Kurt Masur 1927-2015

In memoriam Kurt Masur, Principal Conductor of the LPO 2000-2007

Kurt Masur

We are deeply saddened to learn of the death on Saturday 19 December of our former Principal Conductor, Kurt Masur.

In a relationship dating back to 1987, Maestro Masur conducted the London Philharmonic Orchestra in over 150 performances in London and around the world.  As well as the core repertoire in which he excelled, he gave premiere performances of Adès, Dutilleux, Gubaidulina and Tan-Dun with the LPO.  Together they also collaborated with jazz pianist Herbie Hancock, and toured the UK with Wynton Marsalis and his Lincoln Center Jazz Orchestra.

However Masur left his strongest mark in building the Orchestra's sound in performances of the core orchestral repertoire. Chief Executive and Artistic Director Timothy Walker said: 'I will remember Kurt Masur for his extraordinary ability to tune an orchestra to a concert hall, for his focus on the soundscape of the orchestra and for his total control of the ensemble through small but myriad gestures, full of meaning, that communicated to the audience the power of live music performance. His moral strength was evident in everything he did and his impact on his native country as well as the musical world is immeasurable.'

Stewart McIlwham, LPO President, said 'Kurt Masur's period as Principal Conductor of the London Philharmonic will be, especially for those of us privileged to have been a part of it, one of the Orchestra's greatest musical collaborations. His towering interpretations of Beethoven, Brahms and Bruckner had a unique weight and authority to them. He also brought a deep humanity and commitment to 20th-century music, in particular memorable performances of Britten's War Requiem and Shostakovich's 1st, 5th, 7th and 13th symphonies. His legacy will live on long in our memories as a truly great conductor and human being.'

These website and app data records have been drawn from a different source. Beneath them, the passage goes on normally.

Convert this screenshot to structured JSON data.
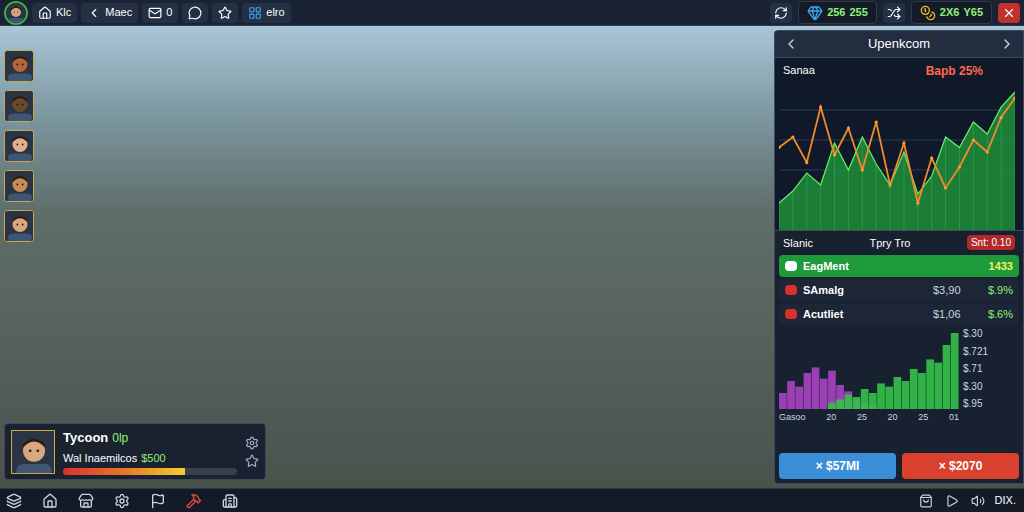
{
  "topbar": {
    "left": [
      {
        "kind": "home",
        "label": "Klc"
      },
      {
        "kind": "back",
        "label": "Maec"
      },
      {
        "kind": "mail",
        "label": "0"
      },
      {
        "kind": "chat"
      },
      {
        "kind": "star"
      },
      {
        "kind": "app",
        "label": "elro"
      }
    ],
    "controls": [
      {
        "kind": "refresh"
      },
      {
        "kind": "shuffle"
      },
      {
        "kind": "close"
      }
    ],
    "resources": [
      {
        "kind": "gem",
        "amount": "256",
        "rate": "255"
      },
      {
        "kind": "coin",
        "amount": "2X6",
        "rate": "Y65"
      }
    ]
  },
  "portraits": [
    {
      "color": "#b5643c"
    },
    {
      "color": "#6b4a2a"
    },
    {
      "color": "#e0b08a"
    },
    {
      "color": "#c98b55"
    },
    {
      "color": "#d9a77f"
    }
  ],
  "panel": {
    "title": "Upenkcom",
    "chart": {
      "label": "Sanaa",
      "change": "Bapb 25%",
      "line": [
        55,
        62,
        45,
        82,
        50,
        68,
        40,
        72,
        30,
        58,
        18,
        48,
        28,
        42,
        60,
        52,
        75,
        88
      ],
      "area": [
        18,
        26,
        38,
        30,
        58,
        40,
        62,
        44,
        30,
        52,
        24,
        36,
        62,
        55,
        72,
        64,
        82,
        92
      ]
    },
    "section": {
      "title": "Slanic",
      "subtitle": "Tpry Tro",
      "badge": "Snt: 0.10"
    },
    "rows": [
      {
        "name": "EagMent",
        "value": "1433",
        "selected": true
      },
      {
        "name": "SAmalg",
        "price": "$3,90",
        "change": "$.9%",
        "selected": false
      },
      {
        "name": "Acutliet",
        "price": "$1,06",
        "change": "$.6%",
        "selected": false
      }
    ],
    "bars": {
      "purple": [
        20,
        35,
        28,
        45,
        52,
        38,
        48,
        30,
        22,
        12,
        8,
        5,
        0,
        0,
        0,
        0,
        0,
        0,
        0,
        0,
        0,
        0
      ],
      "green": [
        0,
        0,
        0,
        0,
        0,
        0,
        8,
        12,
        18,
        15,
        25,
        20,
        32,
        28,
        40,
        35,
        50,
        45,
        62,
        58,
        80,
        95
      ],
      "y_ticks": [
        "$.30",
        "$.721",
        "$.71",
        "$.30",
        "$.95"
      ],
      "x_ticks": [
        "Gasoo",
        "20",
        "25",
        "20",
        "25",
        "01"
      ]
    },
    "buttons": [
      {
        "label": "× $57MI",
        "color": "#3b8fd9"
      },
      {
        "label": "× $2070",
        "color": "#d9412e"
      }
    ]
  },
  "player": {
    "name": "Tycoon",
    "tag": "0lp",
    "title": "Wal Inaemilcos",
    "amount": "$500",
    "level": 0.7
  },
  "bottombar": {
    "left": [
      {
        "kind": "layers"
      },
      {
        "kind": "home"
      },
      {
        "kind": "store"
      },
      {
        "kind": "settings"
      },
      {
        "kind": "flag"
      },
      {
        "kind": "hammer"
      },
      {
        "kind": "building"
      }
    ],
    "right": [
      {
        "kind": "shop"
      },
      {
        "kind": "play"
      },
      {
        "kind": "volume"
      }
    ],
    "label": "DIX."
  }
}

Always keenly aware of key events in 20th-century history, in 2005 Masur conducted Britten's War Requiem on the 60th anniversary of Victory in Europe day, a performance subsequently issued on the LPO's CD label. His musical legacy endures in his recordings. He also conducted memorable double orchestra concerts where the LPO were joined by the Israel Philharmonic Orchestra in Mahler's First Symphony in 2001, and in 2007 by the Orchestre National de France in Bruckner's Seventh Symphony at a BBC Prom concert celebrating Masur's own 80th birthday.

Masur was supremely encouraging to young soloists and conductors, and a keen advocate of the Orchestra's Foyle Future Firsts students programme for aspiring professional players. He leaves a huge legacy of performers inspired by his example.

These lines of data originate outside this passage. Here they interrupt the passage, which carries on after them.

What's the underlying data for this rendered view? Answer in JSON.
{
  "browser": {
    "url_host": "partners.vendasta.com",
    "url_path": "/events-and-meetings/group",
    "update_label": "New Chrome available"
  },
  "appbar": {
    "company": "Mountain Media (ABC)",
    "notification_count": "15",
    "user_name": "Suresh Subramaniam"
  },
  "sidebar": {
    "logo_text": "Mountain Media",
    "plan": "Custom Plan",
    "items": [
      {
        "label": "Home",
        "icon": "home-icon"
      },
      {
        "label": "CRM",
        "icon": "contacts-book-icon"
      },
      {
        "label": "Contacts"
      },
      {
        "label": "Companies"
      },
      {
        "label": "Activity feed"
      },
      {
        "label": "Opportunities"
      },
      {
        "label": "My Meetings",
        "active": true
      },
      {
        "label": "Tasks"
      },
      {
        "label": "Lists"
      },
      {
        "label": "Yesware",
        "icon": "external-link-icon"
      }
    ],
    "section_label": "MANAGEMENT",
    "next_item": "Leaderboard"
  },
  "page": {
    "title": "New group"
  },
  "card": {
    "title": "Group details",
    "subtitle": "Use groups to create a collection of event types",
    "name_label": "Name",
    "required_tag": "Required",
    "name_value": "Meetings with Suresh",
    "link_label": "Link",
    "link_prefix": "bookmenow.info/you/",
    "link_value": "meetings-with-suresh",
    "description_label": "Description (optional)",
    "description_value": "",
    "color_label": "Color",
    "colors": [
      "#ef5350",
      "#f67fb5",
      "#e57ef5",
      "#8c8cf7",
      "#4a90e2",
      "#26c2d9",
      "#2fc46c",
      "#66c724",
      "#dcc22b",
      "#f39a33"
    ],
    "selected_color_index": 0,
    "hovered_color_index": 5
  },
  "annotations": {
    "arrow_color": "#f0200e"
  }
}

Current LPO Principal Conductor Vladimir Jurowski said: 'Kurt Masur was one of the most progressive musicians of his time – both musically and politically. He collaborated with Walter Felsenstein in Berlin, he was instrumental in the building of the new Gewandhaus in Leipzig, and he supported many contemporary composers, such as Schnittke, Gubaidulina and Kancheli. In 1989 his courageous behaviour prevented possible bloodshed on the streets of Leipzig. He could be a challenging colleague, but he firmly believed in the ideals of humanism for which he lived and to which his music-making was always dedicated.'

The LPO and Vladimir Jurowski will be dedicating their concert on Wednesday 27 January to the memory of Maestro Kurt Masur.

Hear Masur and the LPO in the first movement of Schubert's Unfinished Symphony, recorded at the BBC Proms in 2004.